By Jeremy Bauer-Wolf
In an effort to ensure Maryland’s millionaires don’t flee the state for cheaper pastures, the General Assembly approved Thursday a cut to the state’s estate tax.
After spirited debate and a 36-10 vote from the Senate, the bill was sent to Gov. Martin O’Malley, who is likely to sign the bill.
The bill recouples Maryland to the federal estate tax exemptions. The state’s estate tax ceiling would go up incrementally, capping at the federal exclusion level of $5.3 million by 2019. Under current state law, any assets worth $1 million or more are taxed after their owner dies.
State would lose $104 million per year in death taxes by fiscal 2019
Proponents of the bill asserted that Maryland’s wealthy residents are migrating out-of-state to avoid paying the hefty estate tax. Thirty-four states, including Delaware and Florida, have even done away with their estate tax.
The revenue gained from Maryland’s estate tax is a way millionaires “pay it back” to their communities, said Sen. Richard Madaleno D-Montgomery County, in opposition to the bill.
The Department of Legislative Services estimated that in fiscal year 2016, the state would lose $21 million if the bill becomes law.

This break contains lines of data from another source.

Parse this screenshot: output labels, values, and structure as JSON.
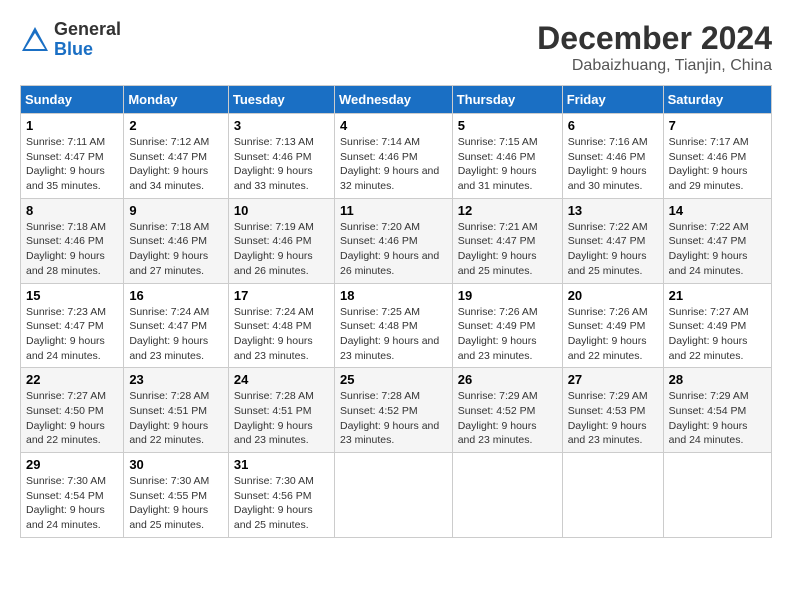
{
  "header": {
    "logo_general": "General",
    "logo_blue": "Blue",
    "month_title": "December 2024",
    "location": "Dabaizhuang, Tianjin, China"
  },
  "weekdays": [
    "Sunday",
    "Monday",
    "Tuesday",
    "Wednesday",
    "Thursday",
    "Friday",
    "Saturday"
  ],
  "weeks": [
    [
      {
        "day": "1",
        "sunrise": "7:11 AM",
        "sunset": "4:47 PM",
        "daylight": "9 hours and 35 minutes."
      },
      {
        "day": "2",
        "sunrise": "7:12 AM",
        "sunset": "4:47 PM",
        "daylight": "9 hours and 34 minutes."
      },
      {
        "day": "3",
        "sunrise": "7:13 AM",
        "sunset": "4:46 PM",
        "daylight": "9 hours and 33 minutes."
      },
      {
        "day": "4",
        "sunrise": "7:14 AM",
        "sunset": "4:46 PM",
        "daylight": "9 hours and 32 minutes."
      },
      {
        "day": "5",
        "sunrise": "7:15 AM",
        "sunset": "4:46 PM",
        "daylight": "9 hours and 31 minutes."
      },
      {
        "day": "6",
        "sunrise": "7:16 AM",
        "sunset": "4:46 PM",
        "daylight": "9 hours and 30 minutes."
      },
      {
        "day": "7",
        "sunrise": "7:17 AM",
        "sunset": "4:46 PM",
        "daylight": "9 hours and 29 minutes."
      }
    ],
    [
      {
        "day": "8",
        "sunrise": "7:18 AM",
        "sunset": "4:46 PM",
        "daylight": "9 hours and 28 minutes."
      },
      {
        "day": "9",
        "sunrise": "7:18 AM",
        "sunset": "4:46 PM",
        "daylight": "9 hours and 27 minutes."
      },
      {
        "day": "10",
        "sunrise": "7:19 AM",
        "sunset": "4:46 PM",
        "daylight": "9 hours and 26 minutes."
      },
      {
        "day": "11",
        "sunrise": "7:20 AM",
        "sunset": "4:46 PM",
        "daylight": "9 hours and 26 minutes."
      },
      {
        "day": "12",
        "sunrise": "7:21 AM",
        "sunset": "4:47 PM",
        "daylight": "9 hours and 25 minutes."
      },
      {
        "day": "13",
        "sunrise": "7:22 AM",
        "sunset": "4:47 PM",
        "daylight": "9 hours and 25 minutes."
      },
      {
        "day": "14",
        "sunrise": "7:22 AM",
        "sunset": "4:47 PM",
        "daylight": "9 hours and 24 minutes."
      }
    ],
    [
      {
        "day": "15",
        "sunrise": "7:23 AM",
        "sunset": "4:47 PM",
        "daylight": "9 hours and 24 minutes."
      },
      {
        "day": "16",
        "sunrise": "7:24 AM",
        "sunset": "4:47 PM",
        "daylight": "9 hours and 23 minutes."
      },
      {
        "day": "17",
        "sunrise": "7:24 AM",
        "sunset": "4:48 PM",
        "daylight": "9 hours and 23 minutes."
      },
      {
        "day": "18",
        "sunrise": "7:25 AM",
        "sunset": "4:48 PM",
        "daylight": "9 hours and 23 minutes."
      },
      {
        "day": "19",
        "sunrise": "7:26 AM",
        "sunset": "4:49 PM",
        "daylight": "9 hours and 23 minutes."
      },
      {
        "day": "20",
        "sunrise": "7:26 AM",
        "sunset": "4:49 PM",
        "daylight": "9 hours and 22 minutes."
      },
      {
        "day": "21",
        "sunrise": "7:27 AM",
        "sunset": "4:49 PM",
        "daylight": "9 hours and 22 minutes."
      }
    ],
    [
      {
        "day": "22",
        "sunrise": "7:27 AM",
        "sunset": "4:50 PM",
        "daylight": "9 hours and 22 minutes."
      },
      {
        "day": "23",
        "sunrise": "7:28 AM",
        "sunset": "4:51 PM",
        "daylight": "9 hours and 22 minutes."
      },
      {
        "day": "24",
        "sunrise": "7:28 AM",
        "sunset": "4:51 PM",
        "daylight": "9 hours and 23 minutes."
      },
      {
        "day": "25",
        "sunrise": "7:28 AM",
        "sunset": "4:52 PM",
        "daylight": "9 hours and 23 minutes."
      },
      {
        "day": "26",
        "sunrise": "7:29 AM",
        "sunset": "4:52 PM",
        "daylight": "9 hours and 23 minutes."
      },
      {
        "day": "27",
        "sunrise": "7:29 AM",
        "sunset": "4:53 PM",
        "daylight": "9 hours and 23 minutes."
      },
      {
        "day": "28",
        "sunrise": "7:29 AM",
        "sunset": "4:54 PM",
        "daylight": "9 hours and 24 minutes."
      }
    ],
    [
      {
        "day": "29",
        "sunrise": "7:30 AM",
        "sunset": "4:54 PM",
        "daylight": "9 hours and 24 minutes."
      },
      {
        "day": "30",
        "sunrise": "7:30 AM",
        "sunset": "4:55 PM",
        "daylight": "9 hours and 25 minutes."
      },
      {
        "day": "31",
        "sunrise": "7:30 AM",
        "sunset": "4:56 PM",
        "daylight": "9 hours and 25 minutes."
      },
      null,
      null,
      null,
      null
    ]
  ],
  "labels": {
    "sunrise": "Sunrise:",
    "sunset": "Sunset:",
    "daylight": "Daylight:"
  }
}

By FY2019, the state would suffer an estimated annual loss of $104 million.
“Right now what I see is too much money, too much of the debate swinging toward the people who have the greatest resources,” Madaleno said. “And people with the least opportunities and the least resources, they get left behind.”
Motives for retirement destinations debated
Prince George’s County Democrat Sen. Paul Pinsky disputed the idea that wealthy Marylanders were leaving the state primarily because of the estate tax.
“We just had 60 days of snow and cold weather,” Pinsky said. “A lot of people when they get to an older age want warmer weather. Many people move south not because of estate tax, but because of warmer weather. No one has shown me, or shown any of us, that people leave because of our estate tax exemption.”
Sen. David Brinkley, R-Carroll and Frederick counties, refuted Pinsky, citing IRS data that suggests Maryland lost a total $4 billion to Florida from 1992-2010.
Brinkley’s source is How Money Walks, a database that synthesizes IRS findings and examines how wealth crosses state lines.
States that enforce an estate tax, including New Jersey, Massachusetts and Connecticut, actually have more resident millionaires, Pinsky said. Maryland in particular has the highest number of millionaires per capita. In each of those states, financial investments in education initiatives were also markedly higher, he said.
Worries about Maryland’s national reputation
The legislature needed to consider Maryland’s national reputation, said Baltimore City Democrat Sen. Catherine Pugh.
Attention to the issue of estate taxes and inheritance taxes led to Maryland being named to Forbes’ “Where Not To Die” segments in both 2013 and 2014.
“We don’t want articles written like that,” Pugh said.
Senate President Mike Miller, sponsor of the senate version of the bill, had little to add to the discussion, but called the estate tax “another tool in the toolbox” for Maryland’s economic success. During debate on the bill Wednesday, Miller indicated his reluctance to support the bill, but said that Maryland needed to remain competitive with neighboring states.
At the end of Thursday’s vote Miller noted that the Senate had passed a number of taxes through the years — on sales, alcohol, gas and high earners — making it one of the highest taxed states in the nation.
In an email, Nina Smith, the governor’s press secretary, said: “We will, of course conduct the customary reviews before making any final determinations, but we expect the governor to sign this bill into law. Having passed this measure, the governor hopes that the General Assembly will now finish the work of giving Maryland a raise, and increase our minimum wage to $10.10 an hour.”